Naturally, the Mexes are happy to blame America first, last and always. It's traditional among Mexicans that their country refuses to take responsibility for its failings, even though it is wealthy (consistently among the top 15 nations in GNP) and has many advantages in terms of natural resources and location. Mexico might become successful if the US stopped being the handy welfare provider.
The President's border protection initiative was regarded as insufficiently serious by those close to the bleeding. He could have chosen to place troops on the border but he didn't. Even Phoenix mayor Phil Gordon (a political enemy of pro-borders Sheriff Arpaio) called it "a drop in the bucket in terms of what is needed." Border Patrol union leader TJ Bonner said the plan left him "underwhelmed."
A group of border sheriffs was in Washington last week, pleading for more money to help them do their jobs. It would make sense to support our own people on the frontlines rather than flushing more dollars down the Mexican drain. Does the President really think that being Senor Nice Guy with Mexico will help on the border chaos, or is it all play-acting for his domestic Mexican base?
At the very least, a military presence on the border now might avert a bad result later on. As in the Enoch Powell quote, "The supreme function of statesmanship is to provide against preventable evils.")
Obama did leave open the possibility of militarization later on, so he perhaps understands that a Mexican stampede would not be popular among voters.
But maybe even a lot more soldiers won't be enough. At that point, the Pentagon might dust off its Pershing II plans. (General "Black Jack" Pershing invaded Mexico to ccatch Pancho Villa, who had attacked the small garrison at Columbus, New Mexico, in 1916 and killed 17 Americans.)
Don't think the top military brass haven't considered a Mexico invasion. In 1996, former Secretary of Defense Caspar Weinberger wrote a book titled The Next War which presented several fictional scenarios of future conflicts, including a Mexico incursion.
The precedent certainly exists: Bush invaded Afghanistan because of terrorist training camps. Mexican cartels have them for getting their foot soldiers up to speed. This was reported in the Dallas Morning News back in 2005, and on other occasions. So it's not news, though national reporting on the topic is sparse.

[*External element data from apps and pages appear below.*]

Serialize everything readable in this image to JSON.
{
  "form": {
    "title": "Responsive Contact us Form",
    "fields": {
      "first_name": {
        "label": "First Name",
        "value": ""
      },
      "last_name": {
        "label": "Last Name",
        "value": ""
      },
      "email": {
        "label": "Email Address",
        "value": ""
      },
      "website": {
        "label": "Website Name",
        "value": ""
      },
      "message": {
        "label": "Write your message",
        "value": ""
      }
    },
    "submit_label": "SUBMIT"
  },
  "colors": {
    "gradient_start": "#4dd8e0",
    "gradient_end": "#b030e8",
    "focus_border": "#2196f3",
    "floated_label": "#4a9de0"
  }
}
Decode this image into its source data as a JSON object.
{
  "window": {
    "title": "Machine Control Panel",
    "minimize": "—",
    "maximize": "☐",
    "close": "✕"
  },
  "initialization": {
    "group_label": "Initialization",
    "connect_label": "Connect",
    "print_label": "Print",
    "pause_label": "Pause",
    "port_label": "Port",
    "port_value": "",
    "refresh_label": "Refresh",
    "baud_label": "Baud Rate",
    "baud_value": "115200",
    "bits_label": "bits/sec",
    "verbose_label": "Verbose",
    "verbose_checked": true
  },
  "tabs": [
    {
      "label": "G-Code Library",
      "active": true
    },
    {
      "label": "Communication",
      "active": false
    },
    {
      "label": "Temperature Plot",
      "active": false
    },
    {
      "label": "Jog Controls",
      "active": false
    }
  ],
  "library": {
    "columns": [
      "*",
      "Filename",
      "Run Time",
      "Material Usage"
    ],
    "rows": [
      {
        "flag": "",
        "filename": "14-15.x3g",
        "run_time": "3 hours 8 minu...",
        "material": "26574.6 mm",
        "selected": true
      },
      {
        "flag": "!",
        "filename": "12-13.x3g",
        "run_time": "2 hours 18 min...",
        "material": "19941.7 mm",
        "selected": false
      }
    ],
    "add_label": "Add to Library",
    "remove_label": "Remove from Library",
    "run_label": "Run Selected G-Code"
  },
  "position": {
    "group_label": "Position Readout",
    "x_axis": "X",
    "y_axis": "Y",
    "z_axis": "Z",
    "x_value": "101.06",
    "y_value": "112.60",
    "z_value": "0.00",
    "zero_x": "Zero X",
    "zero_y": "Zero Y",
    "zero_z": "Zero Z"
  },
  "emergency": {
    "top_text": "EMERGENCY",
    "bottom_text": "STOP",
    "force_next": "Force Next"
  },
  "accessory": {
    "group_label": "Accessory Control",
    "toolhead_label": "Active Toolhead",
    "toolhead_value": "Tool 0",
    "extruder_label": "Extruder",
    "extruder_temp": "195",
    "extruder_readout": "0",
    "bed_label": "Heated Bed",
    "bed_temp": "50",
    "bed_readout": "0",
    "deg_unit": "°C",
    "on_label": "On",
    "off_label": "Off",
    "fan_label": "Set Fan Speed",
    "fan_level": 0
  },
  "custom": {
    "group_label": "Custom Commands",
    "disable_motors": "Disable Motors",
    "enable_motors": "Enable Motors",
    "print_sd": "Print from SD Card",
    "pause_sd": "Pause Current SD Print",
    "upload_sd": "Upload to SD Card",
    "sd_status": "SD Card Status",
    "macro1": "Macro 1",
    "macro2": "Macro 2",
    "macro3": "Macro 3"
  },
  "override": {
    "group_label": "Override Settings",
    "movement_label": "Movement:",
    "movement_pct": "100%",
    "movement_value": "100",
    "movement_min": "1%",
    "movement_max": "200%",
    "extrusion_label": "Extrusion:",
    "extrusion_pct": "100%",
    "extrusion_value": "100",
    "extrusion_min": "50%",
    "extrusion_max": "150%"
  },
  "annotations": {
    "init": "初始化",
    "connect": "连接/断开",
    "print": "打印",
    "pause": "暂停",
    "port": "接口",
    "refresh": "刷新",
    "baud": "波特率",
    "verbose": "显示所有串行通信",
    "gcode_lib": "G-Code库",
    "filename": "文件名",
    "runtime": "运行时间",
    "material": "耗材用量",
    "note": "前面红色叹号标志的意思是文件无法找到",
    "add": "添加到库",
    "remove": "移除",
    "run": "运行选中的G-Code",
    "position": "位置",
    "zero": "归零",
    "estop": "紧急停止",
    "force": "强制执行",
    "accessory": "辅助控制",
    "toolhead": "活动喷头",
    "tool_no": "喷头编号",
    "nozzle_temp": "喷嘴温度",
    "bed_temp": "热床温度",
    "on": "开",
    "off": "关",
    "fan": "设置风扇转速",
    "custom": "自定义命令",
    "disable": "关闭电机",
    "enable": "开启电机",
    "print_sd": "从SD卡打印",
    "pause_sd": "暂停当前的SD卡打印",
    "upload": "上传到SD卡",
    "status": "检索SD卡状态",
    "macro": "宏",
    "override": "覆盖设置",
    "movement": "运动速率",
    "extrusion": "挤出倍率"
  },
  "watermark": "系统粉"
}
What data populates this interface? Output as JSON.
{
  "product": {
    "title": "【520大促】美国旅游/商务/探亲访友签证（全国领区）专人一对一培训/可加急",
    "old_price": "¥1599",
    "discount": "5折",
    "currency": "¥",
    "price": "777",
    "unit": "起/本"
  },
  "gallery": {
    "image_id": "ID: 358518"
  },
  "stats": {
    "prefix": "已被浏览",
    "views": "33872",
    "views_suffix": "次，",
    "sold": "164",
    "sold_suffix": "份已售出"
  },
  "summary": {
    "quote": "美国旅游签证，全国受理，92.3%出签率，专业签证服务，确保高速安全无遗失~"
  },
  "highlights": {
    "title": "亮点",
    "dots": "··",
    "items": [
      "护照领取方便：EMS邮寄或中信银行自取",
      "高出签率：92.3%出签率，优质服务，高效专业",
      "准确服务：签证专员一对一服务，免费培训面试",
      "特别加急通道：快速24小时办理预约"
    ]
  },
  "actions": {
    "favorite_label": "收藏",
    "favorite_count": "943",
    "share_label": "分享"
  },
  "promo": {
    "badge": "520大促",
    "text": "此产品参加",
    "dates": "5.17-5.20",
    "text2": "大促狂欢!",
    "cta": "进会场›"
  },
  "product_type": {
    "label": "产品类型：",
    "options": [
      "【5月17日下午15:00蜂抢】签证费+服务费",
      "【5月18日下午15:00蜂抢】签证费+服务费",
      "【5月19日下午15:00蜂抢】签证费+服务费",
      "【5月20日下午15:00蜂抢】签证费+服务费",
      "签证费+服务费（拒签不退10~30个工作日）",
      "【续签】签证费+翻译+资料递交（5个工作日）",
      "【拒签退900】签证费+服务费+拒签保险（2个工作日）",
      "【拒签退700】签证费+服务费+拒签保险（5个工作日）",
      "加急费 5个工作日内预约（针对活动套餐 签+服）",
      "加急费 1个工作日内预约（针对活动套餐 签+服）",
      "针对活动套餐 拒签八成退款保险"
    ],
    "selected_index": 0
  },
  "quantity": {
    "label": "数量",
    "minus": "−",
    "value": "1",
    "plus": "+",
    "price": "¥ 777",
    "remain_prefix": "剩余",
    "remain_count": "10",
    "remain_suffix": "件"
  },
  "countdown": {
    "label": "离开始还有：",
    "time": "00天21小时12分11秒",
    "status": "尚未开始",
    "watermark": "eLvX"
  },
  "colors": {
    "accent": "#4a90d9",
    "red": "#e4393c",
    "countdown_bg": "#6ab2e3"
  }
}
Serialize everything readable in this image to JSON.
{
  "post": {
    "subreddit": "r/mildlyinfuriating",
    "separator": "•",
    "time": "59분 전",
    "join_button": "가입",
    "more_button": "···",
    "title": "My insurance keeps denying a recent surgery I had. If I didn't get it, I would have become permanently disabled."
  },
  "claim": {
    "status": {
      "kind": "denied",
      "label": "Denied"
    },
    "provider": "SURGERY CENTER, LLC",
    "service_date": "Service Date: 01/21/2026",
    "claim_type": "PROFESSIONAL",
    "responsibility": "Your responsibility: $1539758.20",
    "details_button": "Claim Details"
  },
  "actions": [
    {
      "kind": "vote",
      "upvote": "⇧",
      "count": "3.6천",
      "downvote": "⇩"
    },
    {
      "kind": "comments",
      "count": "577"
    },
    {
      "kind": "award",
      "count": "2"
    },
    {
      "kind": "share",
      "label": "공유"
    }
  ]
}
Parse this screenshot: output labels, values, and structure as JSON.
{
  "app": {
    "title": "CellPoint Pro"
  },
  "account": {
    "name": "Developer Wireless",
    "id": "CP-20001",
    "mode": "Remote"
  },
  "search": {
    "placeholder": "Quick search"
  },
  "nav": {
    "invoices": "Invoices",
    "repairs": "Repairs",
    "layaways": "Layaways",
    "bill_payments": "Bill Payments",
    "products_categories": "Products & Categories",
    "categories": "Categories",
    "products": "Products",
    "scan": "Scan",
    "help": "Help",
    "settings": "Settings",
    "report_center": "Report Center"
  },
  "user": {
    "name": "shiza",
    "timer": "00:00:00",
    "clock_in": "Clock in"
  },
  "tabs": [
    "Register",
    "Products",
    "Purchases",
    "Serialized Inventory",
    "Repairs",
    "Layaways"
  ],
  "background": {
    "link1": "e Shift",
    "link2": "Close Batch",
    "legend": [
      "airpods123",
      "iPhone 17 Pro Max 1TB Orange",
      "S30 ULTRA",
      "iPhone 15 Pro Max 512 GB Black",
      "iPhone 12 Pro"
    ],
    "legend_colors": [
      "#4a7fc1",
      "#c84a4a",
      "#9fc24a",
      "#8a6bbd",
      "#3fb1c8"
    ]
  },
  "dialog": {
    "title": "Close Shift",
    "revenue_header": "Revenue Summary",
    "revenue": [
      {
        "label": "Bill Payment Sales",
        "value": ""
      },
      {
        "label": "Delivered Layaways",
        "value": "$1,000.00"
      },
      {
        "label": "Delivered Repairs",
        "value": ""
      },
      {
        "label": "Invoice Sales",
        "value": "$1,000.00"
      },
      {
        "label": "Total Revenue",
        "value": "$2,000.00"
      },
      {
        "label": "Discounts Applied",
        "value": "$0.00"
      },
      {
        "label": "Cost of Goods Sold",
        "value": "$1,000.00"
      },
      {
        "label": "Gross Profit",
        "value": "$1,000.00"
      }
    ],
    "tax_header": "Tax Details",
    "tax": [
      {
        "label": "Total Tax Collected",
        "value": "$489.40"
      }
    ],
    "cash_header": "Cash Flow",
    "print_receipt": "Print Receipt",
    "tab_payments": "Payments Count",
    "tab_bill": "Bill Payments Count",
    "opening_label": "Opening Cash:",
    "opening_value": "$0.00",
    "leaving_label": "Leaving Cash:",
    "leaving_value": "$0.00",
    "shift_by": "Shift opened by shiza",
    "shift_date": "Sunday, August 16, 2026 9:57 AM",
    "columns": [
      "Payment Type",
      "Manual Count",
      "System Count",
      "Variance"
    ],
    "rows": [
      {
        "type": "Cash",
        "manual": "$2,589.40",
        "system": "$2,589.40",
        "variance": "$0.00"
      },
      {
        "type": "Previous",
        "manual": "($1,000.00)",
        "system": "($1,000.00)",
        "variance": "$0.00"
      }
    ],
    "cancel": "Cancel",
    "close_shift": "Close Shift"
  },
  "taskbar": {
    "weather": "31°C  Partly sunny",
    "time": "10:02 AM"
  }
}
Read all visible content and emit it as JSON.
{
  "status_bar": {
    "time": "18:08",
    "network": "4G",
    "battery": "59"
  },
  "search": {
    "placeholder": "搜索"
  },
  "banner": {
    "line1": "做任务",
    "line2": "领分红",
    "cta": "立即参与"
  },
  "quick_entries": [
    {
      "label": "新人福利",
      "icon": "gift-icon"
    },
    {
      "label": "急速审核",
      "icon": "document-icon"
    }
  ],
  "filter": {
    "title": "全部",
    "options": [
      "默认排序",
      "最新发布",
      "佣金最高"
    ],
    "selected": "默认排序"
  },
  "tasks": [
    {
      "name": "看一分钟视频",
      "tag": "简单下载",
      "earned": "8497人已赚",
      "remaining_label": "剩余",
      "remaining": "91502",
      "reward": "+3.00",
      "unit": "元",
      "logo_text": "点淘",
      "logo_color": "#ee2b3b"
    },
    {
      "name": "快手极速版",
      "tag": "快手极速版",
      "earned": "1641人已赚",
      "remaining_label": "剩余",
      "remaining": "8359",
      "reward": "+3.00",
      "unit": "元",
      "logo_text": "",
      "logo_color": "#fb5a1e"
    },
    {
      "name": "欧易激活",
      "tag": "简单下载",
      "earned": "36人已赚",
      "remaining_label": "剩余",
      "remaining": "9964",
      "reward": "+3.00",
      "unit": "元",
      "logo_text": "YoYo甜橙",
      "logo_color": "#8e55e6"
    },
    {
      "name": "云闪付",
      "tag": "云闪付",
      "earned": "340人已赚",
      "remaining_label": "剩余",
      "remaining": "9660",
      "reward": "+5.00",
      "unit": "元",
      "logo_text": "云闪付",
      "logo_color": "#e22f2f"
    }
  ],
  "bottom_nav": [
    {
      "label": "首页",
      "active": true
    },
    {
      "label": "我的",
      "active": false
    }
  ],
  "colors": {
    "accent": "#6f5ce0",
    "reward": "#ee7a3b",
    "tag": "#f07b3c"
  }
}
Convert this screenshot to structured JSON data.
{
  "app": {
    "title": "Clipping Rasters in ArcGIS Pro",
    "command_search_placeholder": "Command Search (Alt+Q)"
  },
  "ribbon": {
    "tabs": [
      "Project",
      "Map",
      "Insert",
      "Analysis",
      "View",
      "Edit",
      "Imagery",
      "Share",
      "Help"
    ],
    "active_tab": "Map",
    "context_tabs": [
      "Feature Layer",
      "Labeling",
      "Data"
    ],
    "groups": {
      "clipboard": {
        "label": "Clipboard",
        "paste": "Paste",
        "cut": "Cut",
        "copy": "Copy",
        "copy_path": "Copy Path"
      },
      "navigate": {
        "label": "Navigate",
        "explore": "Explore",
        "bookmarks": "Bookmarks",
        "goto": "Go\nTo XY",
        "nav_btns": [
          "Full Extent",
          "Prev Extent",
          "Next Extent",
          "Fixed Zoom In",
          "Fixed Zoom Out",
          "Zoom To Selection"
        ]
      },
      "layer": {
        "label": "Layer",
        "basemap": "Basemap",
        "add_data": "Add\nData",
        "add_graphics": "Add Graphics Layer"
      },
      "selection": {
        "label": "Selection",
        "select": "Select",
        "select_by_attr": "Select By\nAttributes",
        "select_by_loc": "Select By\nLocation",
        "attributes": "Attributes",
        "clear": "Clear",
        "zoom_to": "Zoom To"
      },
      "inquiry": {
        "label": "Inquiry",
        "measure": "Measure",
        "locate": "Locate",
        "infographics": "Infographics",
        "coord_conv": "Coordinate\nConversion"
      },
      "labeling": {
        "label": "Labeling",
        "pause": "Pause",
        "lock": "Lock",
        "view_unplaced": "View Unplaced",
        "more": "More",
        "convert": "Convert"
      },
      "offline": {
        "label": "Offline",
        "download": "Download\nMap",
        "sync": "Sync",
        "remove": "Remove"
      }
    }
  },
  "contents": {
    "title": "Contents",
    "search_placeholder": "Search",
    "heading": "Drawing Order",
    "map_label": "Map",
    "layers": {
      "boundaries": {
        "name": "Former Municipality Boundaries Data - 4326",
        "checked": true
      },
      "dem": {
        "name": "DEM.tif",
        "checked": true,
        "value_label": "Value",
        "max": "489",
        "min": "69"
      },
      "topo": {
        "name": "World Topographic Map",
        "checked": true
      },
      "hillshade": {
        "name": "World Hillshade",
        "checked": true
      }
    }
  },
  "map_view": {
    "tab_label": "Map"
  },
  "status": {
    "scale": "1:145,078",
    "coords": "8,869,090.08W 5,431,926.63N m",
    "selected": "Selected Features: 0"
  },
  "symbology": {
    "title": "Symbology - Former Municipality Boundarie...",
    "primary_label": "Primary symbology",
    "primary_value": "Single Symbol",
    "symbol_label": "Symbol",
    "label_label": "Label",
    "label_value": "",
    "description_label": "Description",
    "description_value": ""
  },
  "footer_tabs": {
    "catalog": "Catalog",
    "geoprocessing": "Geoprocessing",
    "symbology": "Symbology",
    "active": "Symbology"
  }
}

Hopefully a full-blown failed state next door would be unacceptable to Washington, given the border anarchy on a normal day. Chaos has a way of spreading, and Los Angeles and Houston are nearby—not to mention how appealing a maximum open border would be to the jihadists. Freezing into pacifist inaction would open a Pandora's Box of bad, since fear incites the predators. And the world is full of sharks.
Still, it's hard to imagine the kumbaya President launching a military campaign that would infuriate millions of Spanish-speaking constituents. After all, this is the guy planning to release Guantanamo terrorists into America and supplying them with welfare benefits.
However, the US military is quietly training more Mexican counterparts, e.g. the Army Special Forces schooling commandos. That strategy could escalate. Training could lead to Vietnam-style advisors on the ground. Mission creep could set in, possibly leading eventually to a replay at the Halls of Montezuma.
That scenario is doubly troublesome because of the Zeta experience. The Zetas originally were soldiers trained by the US Army to fight cartels, but switched over to the better-paying drug lords and became strong-arm guys for the Gulf cartel. So imparting better fighting skills to easily corruptible Mexicans may be a bad choice in the long run.
Such are the choices America faces—living next door to a crack house of a country whose demanding denizens have been coddled by Washington for decades.
One sensible expedient: legalize marijuana in the U.S. and tax it to the max to put the cartels out of business, at least regarding pot. But that's entirely too reasonable for Washington to consider.
Brenda Walker (email her) lives in Northern California and publishes two websites, LimitsToGrowth.org and ImmigrationsHumanCost.org. She suspects the young Barack Hussein Obama may have zoned out too many times listening to John Lennon singing, "Imagine there's no countries...."